HOW TO COMPLETE THIS TASK: Report every line of the records that includes the word "value".
---
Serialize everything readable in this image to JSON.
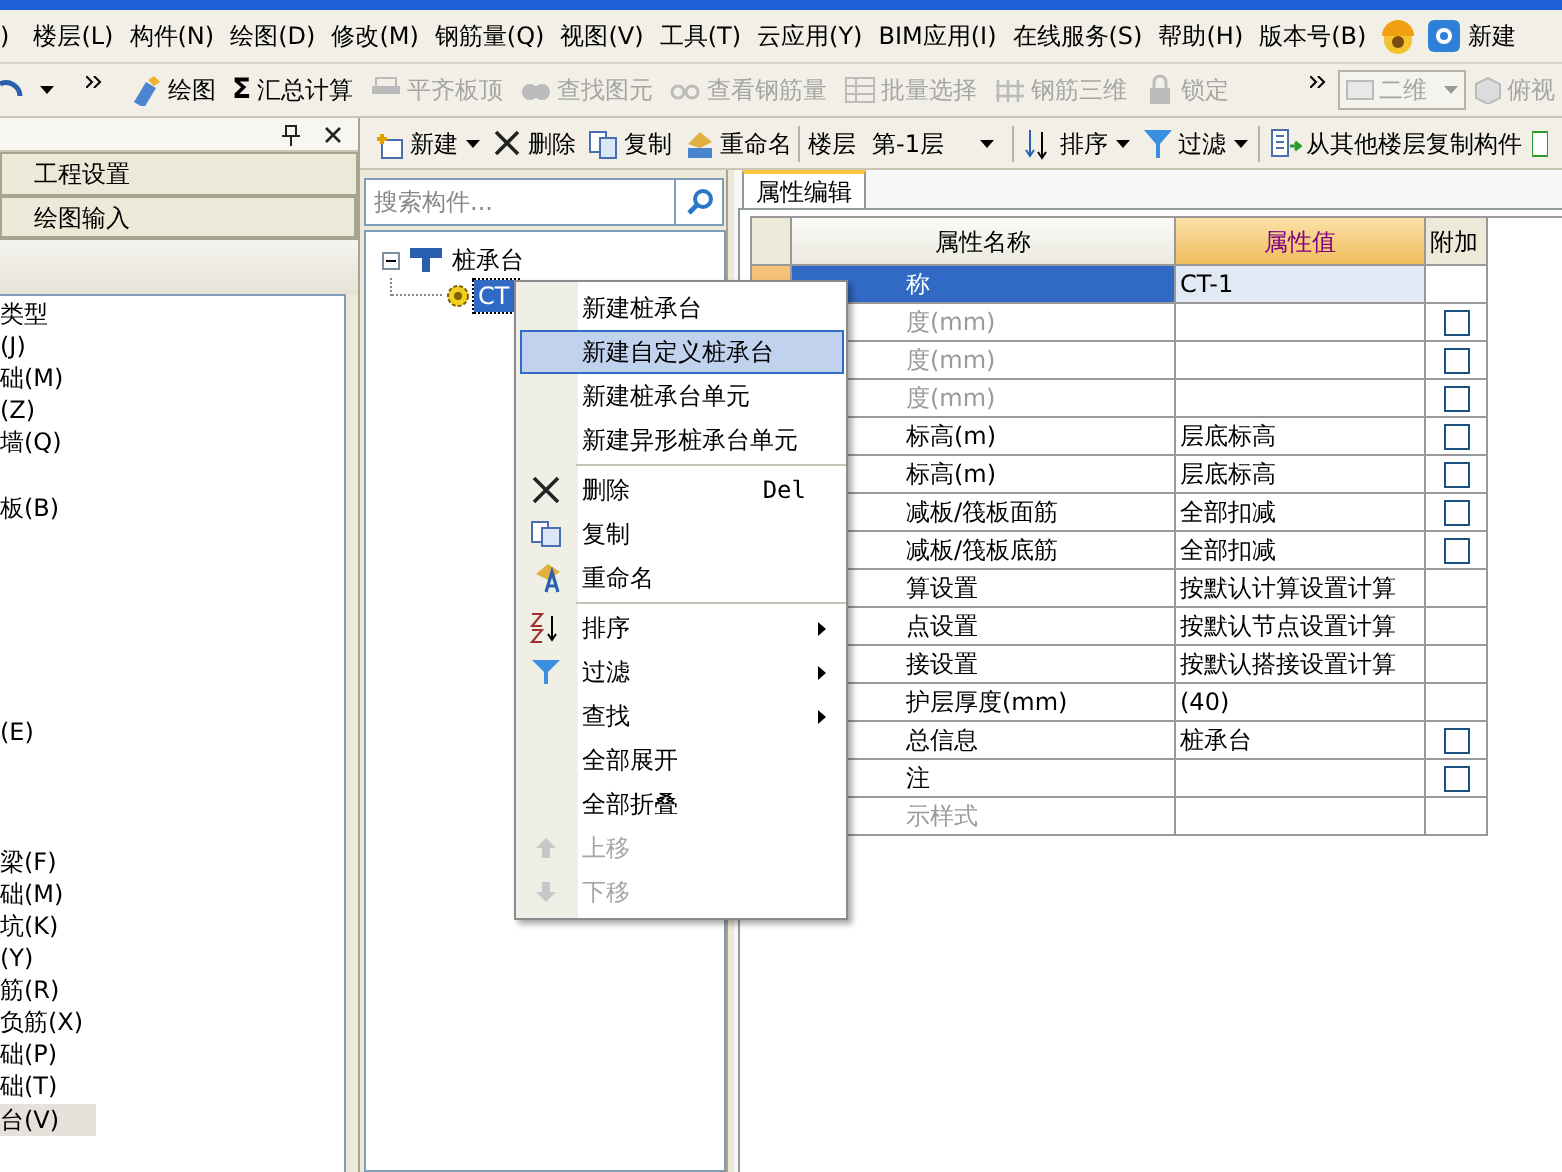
{
  "menu_bar": {
    "items": [
      ")",
      "楼层(L)",
      "构件(N)",
      "绘图(D)",
      "修改(M)",
      "钢筋量(Q)",
      "视图(V)",
      "工具(T)",
      "云应用(Y)",
      "BIM应用(I)",
      "在线服务(S)",
      "帮助(H)",
      "版本号(B)"
    ],
    "trailing_button": "新建"
  },
  "toolbar": {
    "items": [
      {
        "kind": "icon_button",
        "label": "绘图",
        "disabled": false
      },
      {
        "kind": "glyph_button",
        "glyph": "Σ",
        "label": "汇总计算",
        "disabled": false
      },
      {
        "kind": "icon_button",
        "label": "平齐板顶",
        "disabled": true
      },
      {
        "kind": "icon_button",
        "label": "查找图元",
        "disabled": true
      },
      {
        "kind": "icon_button",
        "label": "查看钢筋量",
        "disabled": true
      },
      {
        "kind": "icon_button",
        "label": "批量选择",
        "disabled": true
      },
      {
        "kind": "icon_button",
        "label": "钢筋三维",
        "disabled": true
      },
      {
        "kind": "icon_button",
        "label": "锁定",
        "disabled": true
      }
    ],
    "view_select": {
      "value": "二维",
      "disabled": true
    },
    "view_button": {
      "label": "俯视",
      "disabled": true
    }
  },
  "left_panel": {
    "buttons": [
      "工程设置",
      "绘图输入"
    ],
    "items": [
      {
        "label": "类型",
        "selected": false
      },
      {
        "label": "(J)",
        "selected": false
      },
      {
        "label": "础(M)",
        "selected": false
      },
      {
        "label": "(Z)",
        "selected": false
      },
      {
        "label": "墙(Q)",
        "selected": false
      },
      {
        "label": "板(B)",
        "selected": false
      },
      {
        "label": "(E)",
        "selected": false
      },
      {
        "label": "梁(F)",
        "selected": false
      },
      {
        "label": "础(M)",
        "selected": false
      },
      {
        "label": "坑(K)",
        "selected": false
      },
      {
        "label": "(Y)",
        "selected": false
      },
      {
        "label": "筋(R)",
        "selected": false
      },
      {
        "label": "负筋(X)",
        "selected": false
      },
      {
        "label": "础(P)",
        "selected": false
      },
      {
        "label": "础(T)",
        "selected": false
      },
      {
        "label": "台(V)",
        "selected": true
      }
    ]
  },
  "component_toolbar": {
    "items": [
      {
        "kind": "button",
        "label": "新建",
        "dropdown": true
      },
      {
        "kind": "button",
        "label": "删除",
        "dropdown": false
      },
      {
        "kind": "button",
        "label": "复制",
        "dropdown": false
      },
      {
        "kind": "button",
        "label": "重命名",
        "dropdown": false
      },
      {
        "kind": "label",
        "label": "楼层"
      },
      {
        "kind": "select",
        "label": "第-1层"
      },
      {
        "kind": "button",
        "label": "排序",
        "dropdown": true
      },
      {
        "kind": "button",
        "label": "过滤",
        "dropdown": true
      },
      {
        "kind": "button",
        "label": "从其他楼层复制构件",
        "dropdown": false
      }
    ]
  },
  "search": {
    "placeholder": "搜索构件..."
  },
  "tree": [
    {
      "label": "桩承台",
      "expanded": true,
      "children": [
        {
          "label": "CT",
          "selected": true
        }
      ]
    }
  ],
  "property_panel": {
    "tabs": [
      {
        "label": "属性编辑",
        "selected": true
      }
    ],
    "columns": [
      "属性名称",
      "属性值",
      "附加"
    ],
    "rows": [
      {
        "name": "称",
        "value": "CT-1",
        "selected": true,
        "disabled": false
      },
      {
        "name": "度(mm)",
        "selected": false,
        "disabled": true,
        "checked": false
      },
      {
        "name": "度(mm)",
        "selected": false,
        "disabled": true,
        "checked": false
      },
      {
        "name": "度(mm)",
        "selected": false,
        "disabled": true,
        "checked": false
      },
      {
        "name": "标高(m)",
        "value": "层底标高",
        "selected": false,
        "disabled": false,
        "checked": false
      },
      {
        "name": "标高(m)",
        "value": "层底标高",
        "selected": false,
        "disabled": false,
        "checked": false
      },
      {
        "name": "减板/筏板面筋",
        "value": "全部扣减",
        "selected": false,
        "disabled": false,
        "checked": false
      },
      {
        "name": "减板/筏板底筋",
        "value": "全部扣减",
        "selected": false,
        "disabled": false,
        "checked": false
      },
      {
        "name": "算设置",
        "value": "按默认计算设置计算",
        "selected": false,
        "disabled": false
      },
      {
        "name": "点设置",
        "value": "按默认节点设置计算",
        "selected": false,
        "disabled": false
      },
      {
        "name": "接设置",
        "value": "按默认搭接设置计算",
        "selected": false,
        "disabled": false
      },
      {
        "name": "护层厚度(mm)",
        "value": "(40)",
        "selected": false,
        "disabled": false
      },
      {
        "name": "总信息",
        "value": "桩承台",
        "selected": false,
        "disabled": false,
        "checked": false
      },
      {
        "name": "注",
        "selected": false,
        "disabled": false,
        "checked": false
      },
      {
        "name": "示样式",
        "selected": false,
        "disabled": true
      }
    ]
  },
  "context_menu": {
    "items": [
      {
        "kind": "item",
        "label": "新建桩承台",
        "selected": false,
        "disabled": false
      },
      {
        "kind": "item",
        "label": "新建自定义桩承台",
        "selected": true,
        "disabled": false
      },
      {
        "kind": "item",
        "label": "新建桩承台单元",
        "selected": false,
        "disabled": false
      },
      {
        "kind": "item",
        "label": "新建异形桩承台单元",
        "selected": false,
        "disabled": false
      },
      {
        "kind": "separator"
      },
      {
        "kind": "item",
        "label": "删除",
        "shortcut": "Del",
        "selected": false,
        "disabled": false
      },
      {
        "kind": "item",
        "label": "复制",
        "selected": false,
        "disabled": false
      },
      {
        "kind": "item",
        "label": "重命名",
        "selected": false,
        "disabled": false
      },
      {
        "kind": "separator"
      },
      {
        "kind": "item",
        "label": "排序",
        "submenu": true,
        "selected": false,
        "disabled": false
      },
      {
        "kind": "item",
        "label": "过滤",
        "submenu": true,
        "selected": false,
        "disabled": false
      },
      {
        "kind": "item",
        "label": "查找",
        "submenu": true,
        "selected": false,
        "disabled": false
      },
      {
        "kind": "item",
        "label": "全部展开",
        "selected": false,
        "disabled": false
      },
      {
        "kind": "item",
        "label": "全部折叠",
        "selected": false,
        "disabled": false
      },
      {
        "kind": "item",
        "label": "上移",
        "selected": false,
        "disabled": true
      },
      {
        "kind": "item",
        "label": "下移",
        "selected": false,
        "disabled": true
      }
    ]
  }
}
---
REPLY TO THE TASK:
      "value": "二维",
        "value": "CT-1",
        "value": "层底标高",
        "value": "层底标高",
        "value": "全部扣减",
        "value": "全部扣减",
        "value": "按默认计算设置计算",
        "value": "按默认节点设置计算",
        "value": "按默认搭接设置计算",
        "value": "(40)",
        "value": "桩承台",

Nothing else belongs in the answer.